The Marshall Islands government says its people are already feeling the effects of climate change.

The Marshall Islands is calling on Australia to bring forward its carbon emissions reduction target by five years to be in line with the United States.

Foreign Minister Tony de Brum also wants Australia to pledge "significant" funds to help developing nations like the Marshall Islands adapt to climate change and repair damage.

Mr de Brum believes Australia should be a team player and sit down at December's United Nations climate change conference in Paris on the side of the Pacific Islands.

Australia is at the back of the developed nations pack with its pledge to slash emissions by 26 to 28 per cent by 2030 on 2005 levels and Mr de Brum has been critical of the goal.

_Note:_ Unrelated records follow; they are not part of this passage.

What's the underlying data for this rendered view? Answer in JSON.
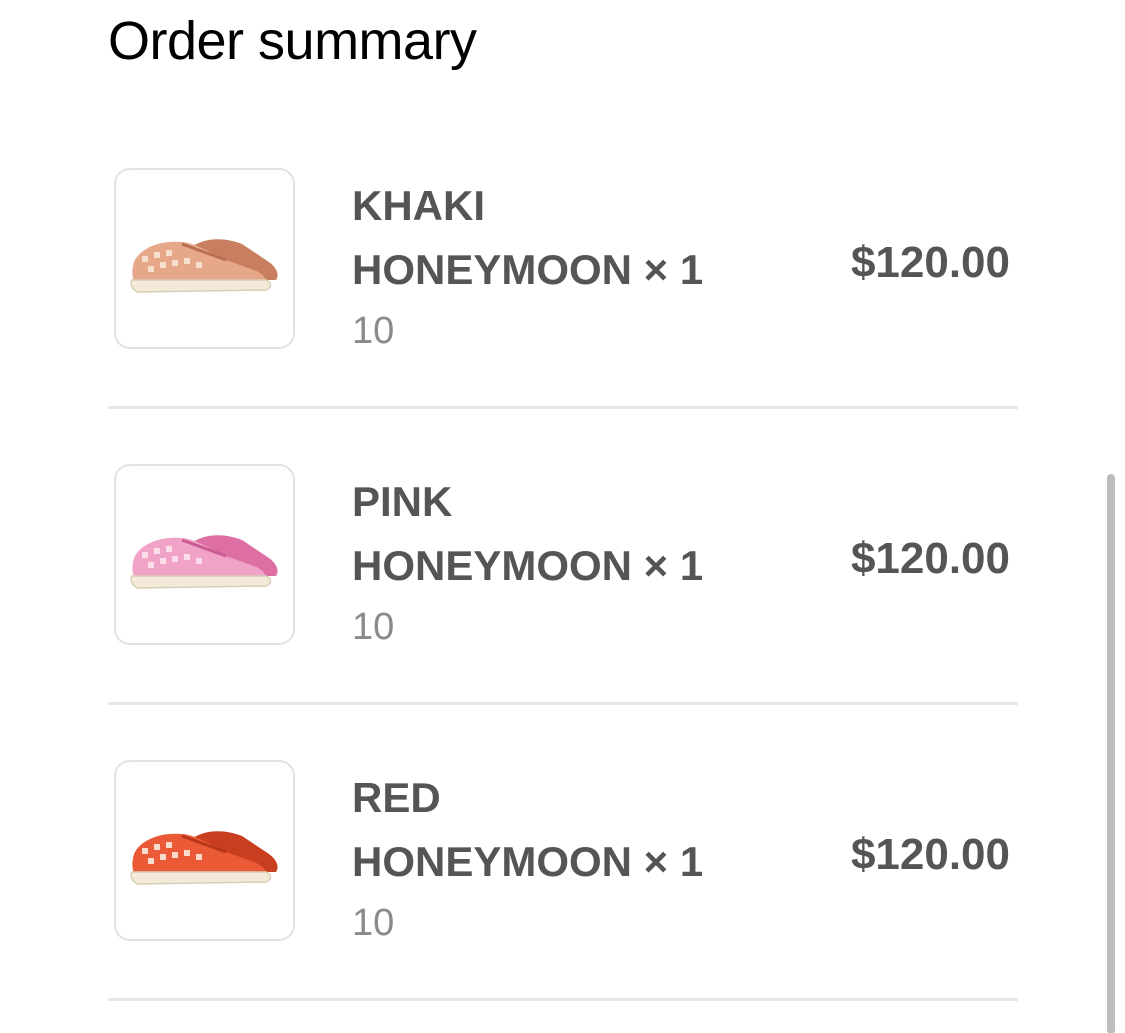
{
  "header": {
    "title": "Order summary"
  },
  "items": [
    {
      "line1": "KHAKI",
      "line2": "HONEYMOON × 1",
      "size": "10",
      "price": "$120.00",
      "color": "#e7a88a",
      "color_dark": "#c97e5f",
      "icon": "khaki-sneaker-image"
    },
    {
      "line1": "PINK",
      "line2": "HONEYMOON × 1",
      "size": "10",
      "price": "$120.00",
      "color": "#f0a3c6",
      "color_dark": "#dd6fa4",
      "icon": "pink-sneaker-image"
    },
    {
      "line1": "RED",
      "line2": "HONEYMOON × 1",
      "size": "10",
      "price": "$120.00",
      "color": "#ea5a36",
      "color_dark": "#c93e1f",
      "icon": "red-sneaker-image"
    }
  ]
}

The US has committed to the same targets by 2025 and Mr de Brum urged Australia to match that aim.

"If they move the date from 2030 to 2025 with the same figures, that's a very good beginning," he told AAP on Tuesday.

"It's important that our biggest Pacific island be part of our team and not running around saying that coal is the lifesaver of the world."

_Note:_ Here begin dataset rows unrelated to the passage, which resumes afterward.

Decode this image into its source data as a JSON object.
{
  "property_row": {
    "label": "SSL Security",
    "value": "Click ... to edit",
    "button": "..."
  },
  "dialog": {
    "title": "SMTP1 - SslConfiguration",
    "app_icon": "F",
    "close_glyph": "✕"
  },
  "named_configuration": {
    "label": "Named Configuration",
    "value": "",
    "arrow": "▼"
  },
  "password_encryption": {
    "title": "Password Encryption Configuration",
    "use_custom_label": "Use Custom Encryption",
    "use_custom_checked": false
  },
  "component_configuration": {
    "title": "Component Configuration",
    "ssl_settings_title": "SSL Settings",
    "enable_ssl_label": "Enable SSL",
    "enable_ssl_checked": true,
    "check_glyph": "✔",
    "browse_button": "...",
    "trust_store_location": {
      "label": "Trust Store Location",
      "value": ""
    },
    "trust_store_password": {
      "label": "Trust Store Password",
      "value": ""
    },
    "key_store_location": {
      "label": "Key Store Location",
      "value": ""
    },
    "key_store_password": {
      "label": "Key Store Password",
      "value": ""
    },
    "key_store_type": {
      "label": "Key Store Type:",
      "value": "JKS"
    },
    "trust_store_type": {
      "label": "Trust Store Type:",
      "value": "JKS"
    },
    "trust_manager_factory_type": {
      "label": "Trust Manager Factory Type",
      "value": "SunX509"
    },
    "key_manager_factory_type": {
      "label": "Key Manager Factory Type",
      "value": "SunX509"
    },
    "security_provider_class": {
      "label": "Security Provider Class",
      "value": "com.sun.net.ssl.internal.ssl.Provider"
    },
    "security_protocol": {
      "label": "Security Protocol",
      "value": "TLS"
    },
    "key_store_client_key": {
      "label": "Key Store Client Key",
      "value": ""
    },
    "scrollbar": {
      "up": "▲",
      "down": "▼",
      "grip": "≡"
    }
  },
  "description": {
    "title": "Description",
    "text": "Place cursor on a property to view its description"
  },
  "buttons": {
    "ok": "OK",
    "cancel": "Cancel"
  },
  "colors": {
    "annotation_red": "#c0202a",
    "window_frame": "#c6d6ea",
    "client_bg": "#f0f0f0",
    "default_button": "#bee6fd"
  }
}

Several government figures, including former prime minister Tony Abbott, have defended coal as "good for humanity" but Pacific nations are calling for a moratorium on new mines.

Mr de Brum's call for an accelerated target comes after meetings with Opposition Leader Bill Shorten, who is touring the region to focus on climate change and the risks of rising sea levels.

Mr Shorten promised Labor would release more ambitious 2030 targets based on the country's fair share to limit global warming to two degrees.

"We'll back in the best science," Mr Shorten said, after touring what remains of Anebok island, where nothing but a few rocks poke through the rising waters.

The Marshall Islands - a collection of atolls lying close to sea level - is thought to be on the front line of global warming, with residents already feeling the effects of changing weather patterns and inundation.

The nation's main island, Majuro, stretches about 50 kilometres but much of the atoll is no wider than the length of a football field.

The notion of negotiating in Paris as part of the Pacific Islands team appears unlikely to win over Australia, as the government is firm on the international goal of limiting warming to two degrees.

In September, Australia refused to back a push at the Pacific Islands Forum that global warming should be limited to 1.5 degrees.

An evaluation of the pledges submitted for the UN negotiations shows the world will warm by 2.7 per cent by the end of the century if nations meet their targets.

That is not good enough for the Marshall Islands and Mr de Brum is hoping significant emitters and developed nations such as Australia will shift their positions.

"If we were to take that as gospel we wouldn't be going to Paris," he said.

"We would go under, there's no debate on that issue any more."